O’Shea: What are you able to do with Starstruck characters in comics that you’re unable to execute on stage or in radio dramas?
Lee: Going from stage to comics, we were able to expand the universe, introduce more characters and scatter them across multiple planets, settings that would be impossible to build. Throw in some aliens! It’s much easier to draw an alien than to costume or play one! We could give Kalif a twin, without having to clone an actor. You can show the whole line of 333 Erotica Ann pleasure droids. People can float in a gravity-free atmosphere, without the use of rigs and wires. We can watch ships battle in space, rather than see actors doing the old Star Trek run across the set, from one side to the other, while lights flash. You can have extreme long shots and close-ups, scenes of one army attacking another. Violence is easier to convey. We could stretch the story to cover longer periods of time. And we could go inside the mind of a character.
With audio, the visuals will be entirely left to the listener’s imagination. So, you won’t get Kaluta’s incredible drawing or Lee’s beautiful color, though Michael may have input in the plots. We’ll have to paint the stories entirely with words and sound, which is a challenge, but can be very effective.
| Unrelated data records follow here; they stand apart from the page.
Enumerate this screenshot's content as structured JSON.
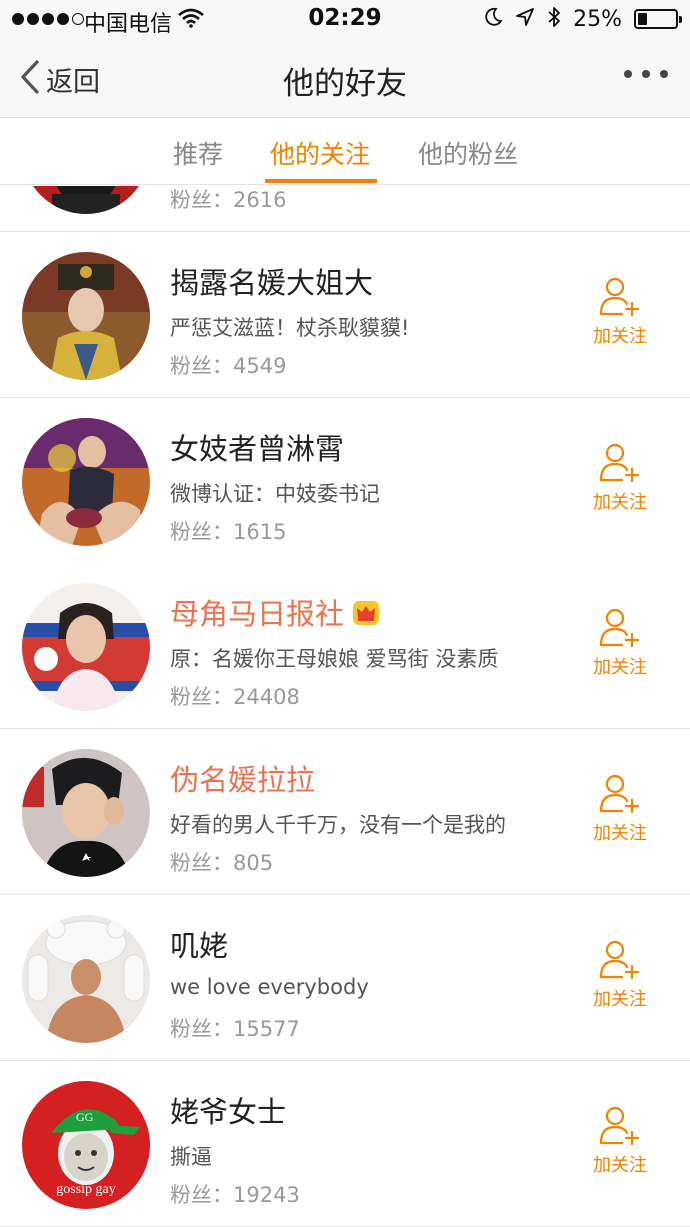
{
  "status_bar": {
    "carrier": "中国电信",
    "time": "02:29",
    "battery_text": "25%",
    "battery_level": 0.25
  },
  "nav": {
    "back_label": "返回",
    "title": "他的好友"
  },
  "tabs": [
    {
      "label": "推荐",
      "active": false
    },
    {
      "label": "他的关注",
      "active": true
    },
    {
      "label": "他的粉丝",
      "active": false
    }
  ],
  "partial_row": {
    "fans_label": "粉丝：",
    "fans": "2616"
  },
  "users": [
    {
      "name": "揭露名媛大姐大",
      "desc": "严惩艾滋蓝！杖杀耿貘貘!",
      "fans_label": "粉丝：",
      "fans": "4549",
      "follow_label": "加关注",
      "vip": false
    },
    {
      "name": "女妓者曾淋霄",
      "desc": "微博认证：中妓委书记",
      "fans_label": "粉丝：",
      "fans": "1615",
      "follow_label": "加关注",
      "vip": false
    },
    {
      "name": "母角马日报社",
      "desc": "原：名媛你王母娘娘  爱骂街 没素质",
      "fans_label": "粉丝：",
      "fans": "24408",
      "follow_label": "加关注",
      "vip": true
    },
    {
      "name": "伪名媛拉拉",
      "desc": "好看的男人千千万，没有一个是我的",
      "fans_label": "粉丝：",
      "fans": "805",
      "follow_label": "加关注",
      "vip": true
    },
    {
      "name": "叽姥",
      "desc": "we love everybody",
      "fans_label": "粉丝：",
      "fans": "15577",
      "follow_label": "加关注",
      "vip": false
    },
    {
      "name": "姥爷女士",
      "desc": "撕逼",
      "fans_label": "粉丝：",
      "fans": "19243",
      "follow_label": "加关注",
      "vip": false
    }
  ],
  "avatar_6_text": {
    "cap": "GG",
    "caption": "gossip gay"
  },
  "colors": {
    "accent": "#f08300",
    "vip_name": "#eb7350"
  }
}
O’Shea: By the same token, what plot or character elements are you able to execute in stage or radio?
Lee: On stage? Sound and motion! A lot of character is revealed in a voice, or in movement, a facial expression. And music conveys emotion. In a play, you can see Brucilla bouncing around the bridge of the Harpy, or Kalif slinking around the Siren 3. You can see Annie’s amazing bod in the comics, but you can see what she does with it on stage! While in audio, everything has to be in the voice. I just had a chat with Bill Dufris about the Annie character. With the audio you can’t see what Annie looks like, so she needs to have the voice of a bimbo, while saying highly intelligent things and with a slightly robotic flavor. Her voice and her words are in direct opposition to each other. Steven Hawking, if the machine he talked through sounded like Marilyn Monroe – something like that.
I often had song lyrics and musical notes float through scenes in the comics, to indicate music was playing, but you can really hear the music in a stage production. There is a huge difference in a musical theme for Heroes and a theme for Villains. When watching the play, you knew what the characters were going to be like even before they walked onstage, because you heard it in their music.
Audio gives you even more freedom than comics, as far as the possibilities for settings go. You could send characters into an alternate universe that exists in 13 dimensions if you wanted, which would be impossible to either build as a set or draw in comic. You could only suggest it.
The challenge is to find ways to tell the story that work for each of the mediums. Solving that problem is half the fun!